So, my mom bought be this book during my Buffy obsession phase (which never really ended). She is all spiritual and mystical and stuff and I guess she thought I would appreciate examing Buffy through a different lens. And I did, really, I like being able to look at my favorite tv show in different ways so I can understand new things about it, and for all I know, Joss Whedon is super secretly religious. But I don't think so.
For some reason Buffy lends itself to a multitude of interpretations some legit and some freaky. There are endless academic texts analyzing it's art, it's aesthetics, it's language, it's ethics, it's morals, it's view of sex, it's view of women and plenty of other random things. And just like another gigantic character from a world of fantasy (Harry Potter!) Buffy is often compared to Jesus (in that she sacrifices herself to save the world among other things).
Although I, like my mother, love a good analysis, there comes a time when I throw up my hands and say, ENOUGH!, can't I just watch the show for fun and enjoy it's awesome girl power campiness without discussing if "Buffy is truly a Kierkegaardian knight of faith or if Faith's (the slayer) corruption and return to the good life demonstrate Platonic eudaimonism" (that's from the blurb for BTVS and Philosophy and I have no idea what it means.) I also think it's funny that on amazon, the Buffy books are all under the tab "good & evil" that about sums it up don't you think?

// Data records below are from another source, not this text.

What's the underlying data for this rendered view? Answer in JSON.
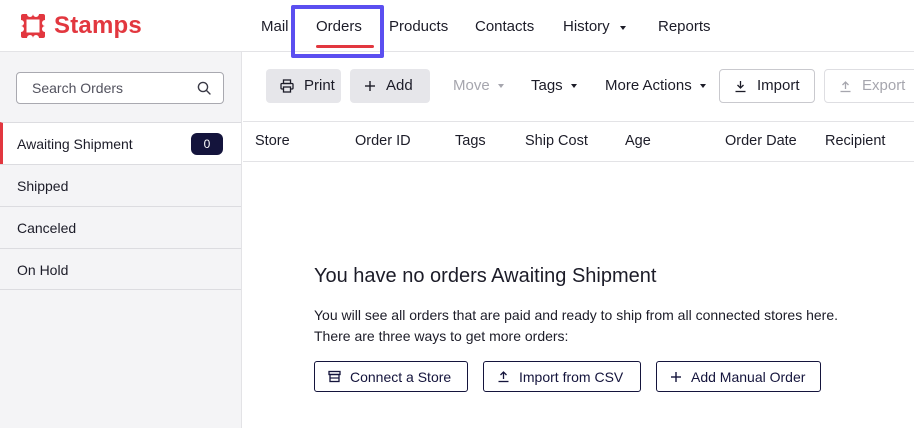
{
  "brand": {
    "name": "Stamps",
    "color": "#e2373f",
    "logo_icon": "stamp-frame-icon"
  },
  "nav": {
    "items": [
      {
        "label": "Mail"
      },
      {
        "label": "Orders",
        "active": true
      },
      {
        "label": "Products"
      },
      {
        "label": "Contacts"
      },
      {
        "label": "History",
        "has_dropdown": true
      },
      {
        "label": "Reports"
      }
    ]
  },
  "sidebar": {
    "search": {
      "placeholder": "Search Orders",
      "value": "",
      "icon": "search-icon"
    },
    "items": [
      {
        "label": "Awaiting Shipment",
        "badge": "0",
        "active": true
      },
      {
        "label": "Shipped"
      },
      {
        "label": "Canceled"
      },
      {
        "label": "On Hold"
      }
    ]
  },
  "toolbar": {
    "print": {
      "label": "Print",
      "icon": "printer-icon"
    },
    "add": {
      "label": "Add",
      "icon": "plus-icon"
    },
    "move": {
      "label": "Move",
      "disabled": true
    },
    "tags": {
      "label": "Tags"
    },
    "more_actions": {
      "label": "More Actions"
    },
    "import": {
      "label": "Import",
      "icon": "download-icon"
    },
    "export": {
      "label": "Export",
      "icon": "upload-icon",
      "disabled": true
    }
  },
  "table": {
    "columns": [
      "Store",
      "Order ID",
      "Tags",
      "Ship Cost",
      "Age",
      "Order Date",
      "Recipient"
    ]
  },
  "empty_state": {
    "title": "You have no orders Awaiting Shipment",
    "line1": "You will see all orders that are paid and ready to ship from all connected stores here.",
    "line2": "There are three ways to get more orders:",
    "actions": [
      {
        "label": "Connect a Store",
        "icon": "store-icon"
      },
      {
        "label": "Import from CSV",
        "icon": "upload-icon"
      },
      {
        "label": "Add Manual Order",
        "icon": "plus-icon"
      }
    ]
  },
  "colors": {
    "accent": "#e2373f",
    "highlight_box": "#5b4ff0",
    "navy": "#14143c"
  }
}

Buffy as a tv show obviously lends itself to much interpretation and discussion and I love that about it. I also love that when you go back and watch it for the 75th time you keep finding new things to say "oh! that's Joss referencing something that is going to happen in three seasons" about. And Joss is brilliant, there is no doubt about that, and he loves to write strong, tough women, which there are not enough of on tv (RIP Dollhouse) but sometimes I just want to sit back, and watch monsters die.